Search the entries below for "xxxx". Report each line where it occurs.

Dataset rows for apps and sites
☆ ☆ ☆ ☆ ☆

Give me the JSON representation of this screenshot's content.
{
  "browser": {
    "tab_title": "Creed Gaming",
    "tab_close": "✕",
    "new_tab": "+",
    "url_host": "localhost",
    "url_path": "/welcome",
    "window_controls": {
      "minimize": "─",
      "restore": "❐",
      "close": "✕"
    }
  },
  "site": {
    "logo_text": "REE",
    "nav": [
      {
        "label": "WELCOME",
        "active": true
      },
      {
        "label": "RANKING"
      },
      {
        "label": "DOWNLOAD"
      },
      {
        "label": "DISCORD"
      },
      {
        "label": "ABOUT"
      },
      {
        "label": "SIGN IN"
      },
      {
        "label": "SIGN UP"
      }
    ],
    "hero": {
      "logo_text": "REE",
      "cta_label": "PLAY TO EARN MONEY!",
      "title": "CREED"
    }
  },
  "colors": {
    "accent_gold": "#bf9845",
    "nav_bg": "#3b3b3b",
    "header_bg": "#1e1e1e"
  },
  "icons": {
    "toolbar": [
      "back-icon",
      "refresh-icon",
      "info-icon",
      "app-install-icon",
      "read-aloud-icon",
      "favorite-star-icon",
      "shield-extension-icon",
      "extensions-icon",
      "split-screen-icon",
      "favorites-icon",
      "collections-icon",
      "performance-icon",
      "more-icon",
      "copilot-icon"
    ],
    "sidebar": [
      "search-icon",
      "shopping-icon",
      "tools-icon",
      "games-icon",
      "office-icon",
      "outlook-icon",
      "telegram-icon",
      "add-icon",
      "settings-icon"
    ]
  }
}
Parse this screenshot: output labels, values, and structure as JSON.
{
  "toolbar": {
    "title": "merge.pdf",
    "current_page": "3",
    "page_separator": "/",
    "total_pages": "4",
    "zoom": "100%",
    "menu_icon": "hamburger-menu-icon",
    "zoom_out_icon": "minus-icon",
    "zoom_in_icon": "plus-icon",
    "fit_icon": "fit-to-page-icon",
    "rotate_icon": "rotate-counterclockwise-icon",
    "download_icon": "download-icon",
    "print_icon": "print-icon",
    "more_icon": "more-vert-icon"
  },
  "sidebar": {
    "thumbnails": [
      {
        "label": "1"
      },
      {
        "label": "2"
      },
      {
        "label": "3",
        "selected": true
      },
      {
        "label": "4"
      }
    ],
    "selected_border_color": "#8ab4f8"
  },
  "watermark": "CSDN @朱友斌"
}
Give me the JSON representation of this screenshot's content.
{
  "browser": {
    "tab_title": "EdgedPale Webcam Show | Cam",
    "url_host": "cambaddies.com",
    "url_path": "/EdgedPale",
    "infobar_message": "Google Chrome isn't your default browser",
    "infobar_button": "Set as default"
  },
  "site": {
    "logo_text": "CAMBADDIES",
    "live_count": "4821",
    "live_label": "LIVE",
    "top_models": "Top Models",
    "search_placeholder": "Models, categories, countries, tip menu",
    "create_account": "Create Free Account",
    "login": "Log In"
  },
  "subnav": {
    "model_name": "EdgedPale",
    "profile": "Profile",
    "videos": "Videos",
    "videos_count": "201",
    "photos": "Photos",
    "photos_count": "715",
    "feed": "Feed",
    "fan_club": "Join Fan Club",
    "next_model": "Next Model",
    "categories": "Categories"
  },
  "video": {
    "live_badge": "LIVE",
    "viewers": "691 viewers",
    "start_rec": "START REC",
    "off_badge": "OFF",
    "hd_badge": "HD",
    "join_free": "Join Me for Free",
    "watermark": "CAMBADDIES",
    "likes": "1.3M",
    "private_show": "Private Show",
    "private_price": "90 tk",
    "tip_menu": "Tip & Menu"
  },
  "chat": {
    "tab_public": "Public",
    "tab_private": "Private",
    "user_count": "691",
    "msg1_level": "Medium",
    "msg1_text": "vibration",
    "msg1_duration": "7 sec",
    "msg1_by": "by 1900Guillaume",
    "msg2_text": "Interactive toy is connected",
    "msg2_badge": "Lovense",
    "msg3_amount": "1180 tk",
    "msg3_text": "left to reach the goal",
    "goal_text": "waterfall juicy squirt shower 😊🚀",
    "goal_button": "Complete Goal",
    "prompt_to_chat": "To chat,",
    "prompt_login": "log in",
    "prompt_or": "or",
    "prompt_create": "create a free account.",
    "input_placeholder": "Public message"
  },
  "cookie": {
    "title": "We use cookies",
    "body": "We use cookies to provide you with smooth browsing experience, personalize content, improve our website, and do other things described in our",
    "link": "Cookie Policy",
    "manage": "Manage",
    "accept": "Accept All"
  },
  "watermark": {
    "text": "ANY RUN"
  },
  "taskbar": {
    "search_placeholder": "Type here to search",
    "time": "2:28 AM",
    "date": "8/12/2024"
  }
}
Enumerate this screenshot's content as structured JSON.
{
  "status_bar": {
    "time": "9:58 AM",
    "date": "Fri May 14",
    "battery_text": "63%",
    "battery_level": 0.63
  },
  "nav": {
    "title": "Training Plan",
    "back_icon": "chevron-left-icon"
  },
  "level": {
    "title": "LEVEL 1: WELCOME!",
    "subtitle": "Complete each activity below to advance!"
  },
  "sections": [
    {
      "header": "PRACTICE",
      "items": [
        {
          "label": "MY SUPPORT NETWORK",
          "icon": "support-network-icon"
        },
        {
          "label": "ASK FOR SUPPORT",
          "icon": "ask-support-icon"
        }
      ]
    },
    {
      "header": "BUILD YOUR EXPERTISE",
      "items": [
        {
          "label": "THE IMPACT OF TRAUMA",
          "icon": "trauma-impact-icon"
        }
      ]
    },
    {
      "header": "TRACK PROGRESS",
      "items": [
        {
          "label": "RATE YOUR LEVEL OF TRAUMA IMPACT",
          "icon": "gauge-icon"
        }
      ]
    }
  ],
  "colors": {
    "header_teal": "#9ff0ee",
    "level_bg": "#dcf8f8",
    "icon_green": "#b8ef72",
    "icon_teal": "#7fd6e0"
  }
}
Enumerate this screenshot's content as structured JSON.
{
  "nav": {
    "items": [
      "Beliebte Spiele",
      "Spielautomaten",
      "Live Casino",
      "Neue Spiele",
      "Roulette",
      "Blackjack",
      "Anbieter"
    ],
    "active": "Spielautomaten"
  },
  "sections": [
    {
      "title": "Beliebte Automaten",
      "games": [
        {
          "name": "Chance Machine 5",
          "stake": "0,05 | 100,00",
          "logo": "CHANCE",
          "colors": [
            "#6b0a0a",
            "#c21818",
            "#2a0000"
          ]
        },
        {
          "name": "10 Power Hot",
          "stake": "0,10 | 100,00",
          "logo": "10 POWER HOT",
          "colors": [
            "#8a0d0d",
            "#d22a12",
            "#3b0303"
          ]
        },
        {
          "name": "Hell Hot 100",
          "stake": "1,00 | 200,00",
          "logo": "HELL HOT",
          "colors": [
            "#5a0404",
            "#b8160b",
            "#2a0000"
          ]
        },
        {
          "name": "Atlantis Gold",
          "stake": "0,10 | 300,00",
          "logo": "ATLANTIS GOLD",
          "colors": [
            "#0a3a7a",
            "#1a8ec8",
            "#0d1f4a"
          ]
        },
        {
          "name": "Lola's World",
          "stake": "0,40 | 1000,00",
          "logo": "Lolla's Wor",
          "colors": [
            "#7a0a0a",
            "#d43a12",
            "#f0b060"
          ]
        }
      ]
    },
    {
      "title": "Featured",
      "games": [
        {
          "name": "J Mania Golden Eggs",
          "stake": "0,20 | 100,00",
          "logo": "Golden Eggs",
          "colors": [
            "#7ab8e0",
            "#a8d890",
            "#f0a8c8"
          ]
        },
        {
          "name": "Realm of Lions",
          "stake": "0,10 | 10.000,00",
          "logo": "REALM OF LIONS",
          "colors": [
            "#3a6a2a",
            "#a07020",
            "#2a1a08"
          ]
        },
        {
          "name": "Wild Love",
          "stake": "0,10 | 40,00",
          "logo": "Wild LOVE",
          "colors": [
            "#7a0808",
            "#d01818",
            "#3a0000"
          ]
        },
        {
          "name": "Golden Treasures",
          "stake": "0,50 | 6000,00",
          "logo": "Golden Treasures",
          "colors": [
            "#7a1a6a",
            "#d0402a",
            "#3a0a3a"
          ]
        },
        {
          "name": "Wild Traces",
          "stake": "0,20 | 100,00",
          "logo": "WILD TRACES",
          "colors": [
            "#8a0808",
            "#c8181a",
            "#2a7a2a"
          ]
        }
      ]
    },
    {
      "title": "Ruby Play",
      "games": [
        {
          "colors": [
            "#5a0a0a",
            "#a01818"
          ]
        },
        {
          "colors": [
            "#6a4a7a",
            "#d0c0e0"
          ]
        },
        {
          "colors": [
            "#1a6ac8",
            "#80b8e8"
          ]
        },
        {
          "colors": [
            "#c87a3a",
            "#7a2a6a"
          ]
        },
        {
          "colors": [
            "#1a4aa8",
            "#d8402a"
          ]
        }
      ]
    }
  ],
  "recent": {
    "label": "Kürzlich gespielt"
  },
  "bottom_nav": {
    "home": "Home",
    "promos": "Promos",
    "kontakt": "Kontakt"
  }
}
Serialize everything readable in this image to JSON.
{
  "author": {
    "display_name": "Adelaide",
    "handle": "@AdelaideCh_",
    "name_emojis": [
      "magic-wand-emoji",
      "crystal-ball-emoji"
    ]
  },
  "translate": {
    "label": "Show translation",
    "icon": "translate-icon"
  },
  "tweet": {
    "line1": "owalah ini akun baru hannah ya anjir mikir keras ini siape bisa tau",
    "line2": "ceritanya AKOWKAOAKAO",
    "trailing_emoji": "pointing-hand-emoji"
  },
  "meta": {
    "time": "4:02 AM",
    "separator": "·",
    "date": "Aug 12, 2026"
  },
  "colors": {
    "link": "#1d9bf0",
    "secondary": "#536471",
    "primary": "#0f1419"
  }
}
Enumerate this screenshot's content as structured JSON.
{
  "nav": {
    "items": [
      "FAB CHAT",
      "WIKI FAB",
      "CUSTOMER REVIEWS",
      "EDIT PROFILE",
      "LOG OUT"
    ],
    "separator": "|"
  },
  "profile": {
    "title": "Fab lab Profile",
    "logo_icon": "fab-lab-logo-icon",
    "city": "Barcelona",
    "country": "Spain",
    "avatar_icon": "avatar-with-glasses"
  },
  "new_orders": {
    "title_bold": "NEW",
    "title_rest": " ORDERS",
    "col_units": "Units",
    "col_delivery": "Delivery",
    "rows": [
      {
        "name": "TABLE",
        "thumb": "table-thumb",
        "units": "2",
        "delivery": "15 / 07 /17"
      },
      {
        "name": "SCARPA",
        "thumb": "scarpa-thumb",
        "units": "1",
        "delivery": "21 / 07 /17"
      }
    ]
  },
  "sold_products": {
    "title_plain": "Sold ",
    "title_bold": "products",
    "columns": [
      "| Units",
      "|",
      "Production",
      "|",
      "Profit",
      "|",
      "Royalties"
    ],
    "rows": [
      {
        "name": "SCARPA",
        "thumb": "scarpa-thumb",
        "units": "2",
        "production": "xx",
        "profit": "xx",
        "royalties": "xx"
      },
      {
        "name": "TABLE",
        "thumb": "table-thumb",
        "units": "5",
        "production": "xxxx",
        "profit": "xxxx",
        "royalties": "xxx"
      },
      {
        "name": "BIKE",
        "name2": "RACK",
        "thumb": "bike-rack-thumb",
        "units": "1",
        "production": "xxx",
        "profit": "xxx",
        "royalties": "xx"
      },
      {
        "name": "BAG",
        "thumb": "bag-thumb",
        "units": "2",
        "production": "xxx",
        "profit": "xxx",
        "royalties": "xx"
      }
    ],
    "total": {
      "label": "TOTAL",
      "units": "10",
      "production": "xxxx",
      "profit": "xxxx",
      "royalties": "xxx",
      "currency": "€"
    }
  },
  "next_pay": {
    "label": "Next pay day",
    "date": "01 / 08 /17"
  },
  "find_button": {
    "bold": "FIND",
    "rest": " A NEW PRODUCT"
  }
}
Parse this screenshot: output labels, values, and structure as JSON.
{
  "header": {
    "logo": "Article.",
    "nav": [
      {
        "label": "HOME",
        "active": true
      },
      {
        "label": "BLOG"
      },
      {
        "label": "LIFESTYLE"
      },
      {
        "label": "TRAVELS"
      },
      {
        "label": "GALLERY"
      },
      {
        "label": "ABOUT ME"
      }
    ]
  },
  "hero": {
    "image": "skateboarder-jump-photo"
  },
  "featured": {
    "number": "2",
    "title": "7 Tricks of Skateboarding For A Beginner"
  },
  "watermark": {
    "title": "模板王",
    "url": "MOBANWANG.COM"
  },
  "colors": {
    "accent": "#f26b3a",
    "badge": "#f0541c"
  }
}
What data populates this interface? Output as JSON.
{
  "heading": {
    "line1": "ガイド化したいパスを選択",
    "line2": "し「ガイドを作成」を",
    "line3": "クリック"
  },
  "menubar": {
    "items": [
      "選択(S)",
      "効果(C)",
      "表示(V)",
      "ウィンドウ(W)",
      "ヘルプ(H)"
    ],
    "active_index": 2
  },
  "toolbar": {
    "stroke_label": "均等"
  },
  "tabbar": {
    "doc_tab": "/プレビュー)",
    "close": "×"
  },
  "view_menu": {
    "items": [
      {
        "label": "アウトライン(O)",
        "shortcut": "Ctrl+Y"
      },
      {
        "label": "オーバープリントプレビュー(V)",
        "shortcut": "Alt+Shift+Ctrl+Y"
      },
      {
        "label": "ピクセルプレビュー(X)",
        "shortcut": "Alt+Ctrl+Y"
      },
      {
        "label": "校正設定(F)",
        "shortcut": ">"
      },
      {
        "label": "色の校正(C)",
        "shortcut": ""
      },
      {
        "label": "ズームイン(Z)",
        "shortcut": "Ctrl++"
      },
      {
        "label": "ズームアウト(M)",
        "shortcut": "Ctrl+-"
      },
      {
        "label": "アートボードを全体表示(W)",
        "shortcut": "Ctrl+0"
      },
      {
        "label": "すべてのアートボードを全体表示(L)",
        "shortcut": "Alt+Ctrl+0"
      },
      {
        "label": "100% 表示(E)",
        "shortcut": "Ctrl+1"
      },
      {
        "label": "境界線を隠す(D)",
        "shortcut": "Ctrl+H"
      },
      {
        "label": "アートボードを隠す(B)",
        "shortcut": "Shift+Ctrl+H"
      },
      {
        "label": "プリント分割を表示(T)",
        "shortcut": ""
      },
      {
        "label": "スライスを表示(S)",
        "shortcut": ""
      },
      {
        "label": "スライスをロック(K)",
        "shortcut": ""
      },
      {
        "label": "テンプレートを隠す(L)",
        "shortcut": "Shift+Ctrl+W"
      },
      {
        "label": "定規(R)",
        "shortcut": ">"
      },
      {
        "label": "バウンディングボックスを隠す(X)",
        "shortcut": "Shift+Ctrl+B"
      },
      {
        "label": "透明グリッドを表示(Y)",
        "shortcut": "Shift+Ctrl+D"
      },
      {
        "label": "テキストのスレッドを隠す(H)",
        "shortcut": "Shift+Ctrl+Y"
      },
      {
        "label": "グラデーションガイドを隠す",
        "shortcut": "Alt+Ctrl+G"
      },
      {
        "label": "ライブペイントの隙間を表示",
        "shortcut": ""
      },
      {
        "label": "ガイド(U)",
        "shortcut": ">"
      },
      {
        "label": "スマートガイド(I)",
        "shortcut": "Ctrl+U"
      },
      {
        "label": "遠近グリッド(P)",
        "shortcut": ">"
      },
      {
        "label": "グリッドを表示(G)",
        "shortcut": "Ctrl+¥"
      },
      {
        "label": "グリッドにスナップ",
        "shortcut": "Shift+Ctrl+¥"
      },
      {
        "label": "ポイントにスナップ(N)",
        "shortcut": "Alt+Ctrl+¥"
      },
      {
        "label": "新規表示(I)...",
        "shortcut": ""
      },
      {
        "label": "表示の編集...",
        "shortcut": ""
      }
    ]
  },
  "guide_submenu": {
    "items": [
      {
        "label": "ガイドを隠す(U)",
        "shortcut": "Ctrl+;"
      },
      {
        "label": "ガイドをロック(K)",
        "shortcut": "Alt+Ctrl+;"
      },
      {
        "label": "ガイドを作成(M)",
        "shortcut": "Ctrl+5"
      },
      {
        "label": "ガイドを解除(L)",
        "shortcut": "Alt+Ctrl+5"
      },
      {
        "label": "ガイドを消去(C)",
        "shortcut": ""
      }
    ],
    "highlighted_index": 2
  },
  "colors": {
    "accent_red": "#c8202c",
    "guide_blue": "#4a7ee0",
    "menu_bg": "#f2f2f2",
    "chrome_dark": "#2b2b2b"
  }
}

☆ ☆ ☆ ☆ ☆

Answer section.
        "production": "xxxx",
        "profit": "xxxx",
      "production": "xxxx",
      "profit": "xxxx",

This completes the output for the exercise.